[Task instructions] The response should contain all of the records, copied exactly, and none of the images.
___ Material supplied ___
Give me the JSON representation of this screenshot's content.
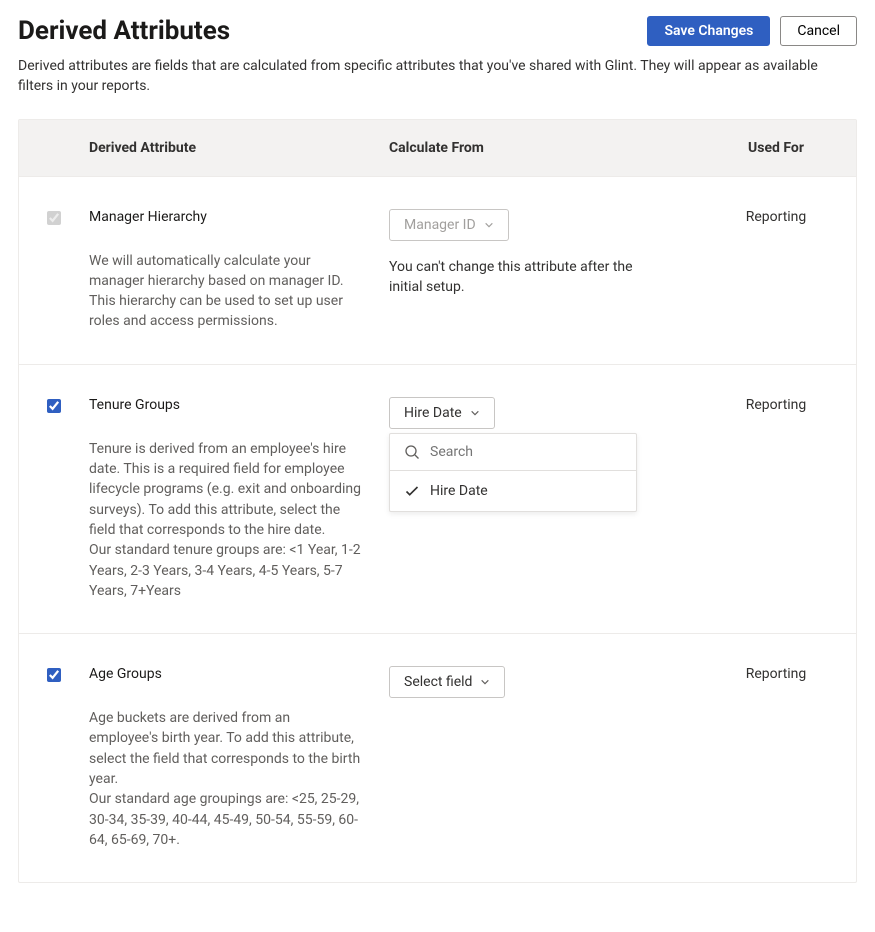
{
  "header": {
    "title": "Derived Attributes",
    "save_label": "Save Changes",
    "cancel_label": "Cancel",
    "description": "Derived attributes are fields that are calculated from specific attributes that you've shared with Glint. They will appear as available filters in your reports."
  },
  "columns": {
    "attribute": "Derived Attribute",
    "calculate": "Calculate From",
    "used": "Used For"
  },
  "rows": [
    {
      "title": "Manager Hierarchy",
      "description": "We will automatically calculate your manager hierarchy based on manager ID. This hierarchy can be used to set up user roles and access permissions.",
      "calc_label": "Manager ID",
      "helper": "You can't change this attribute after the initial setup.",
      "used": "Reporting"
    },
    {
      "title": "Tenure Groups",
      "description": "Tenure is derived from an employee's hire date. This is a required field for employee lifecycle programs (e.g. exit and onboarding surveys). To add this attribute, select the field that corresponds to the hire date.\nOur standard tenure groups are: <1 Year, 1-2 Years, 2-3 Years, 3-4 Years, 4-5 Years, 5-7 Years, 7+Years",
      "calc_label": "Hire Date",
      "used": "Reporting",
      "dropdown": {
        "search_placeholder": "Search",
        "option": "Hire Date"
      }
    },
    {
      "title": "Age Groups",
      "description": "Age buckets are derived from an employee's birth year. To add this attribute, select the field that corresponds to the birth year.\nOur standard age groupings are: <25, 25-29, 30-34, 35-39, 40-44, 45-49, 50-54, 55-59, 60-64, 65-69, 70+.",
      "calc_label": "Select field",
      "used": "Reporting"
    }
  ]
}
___
[Output for this task]
Give me the JSON representation of this screenshot's content.
{
  "header": {
    "title": "Derived Attributes",
    "save_label": "Save Changes",
    "cancel_label": "Cancel",
    "description": "Derived attributes are fields that are calculated from specific attributes that you've shared with Glint. They will appear as available filters in your reports."
  },
  "columns": {
    "attribute": "Derived Attribute",
    "calculate": "Calculate From",
    "used": "Used For"
  },
  "rows": [
    {
      "title": "Manager Hierarchy",
      "description": "We will automatically calculate your manager hierarchy based on manager ID. This hierarchy can be used to set up user roles and access permissions.",
      "calc_label": "Manager ID",
      "helper": "You can't change this attribute after the initial setup.",
      "used": "Reporting"
    },
    {
      "title": "Tenure Groups",
      "description": "Tenure is derived from an employee's hire date. This is a required field for employee lifecycle programs (e.g. exit and onboarding surveys). To add this attribute, select the field that corresponds to the hire date.\nOur standard tenure groups are: <1 Year, 1-2 Years, 2-3 Years, 3-4 Years, 4-5 Years, 5-7 Years, 7+Years",
      "calc_label": "Hire Date",
      "used": "Reporting",
      "dropdown": {
        "search_placeholder": "Search",
        "option": "Hire Date"
      }
    },
    {
      "title": "Age Groups",
      "description": "Age buckets are derived from an employee's birth year. To add this attribute, select the field that corresponds to the birth year.\nOur standard age groupings are: <25, 25-29, 30-34, 35-39, 40-44, 45-49, 50-54, 55-59, 60-64, 65-69, 70+.",
      "calc_label": "Select field",
      "used": "Reporting"
    }
  ]
}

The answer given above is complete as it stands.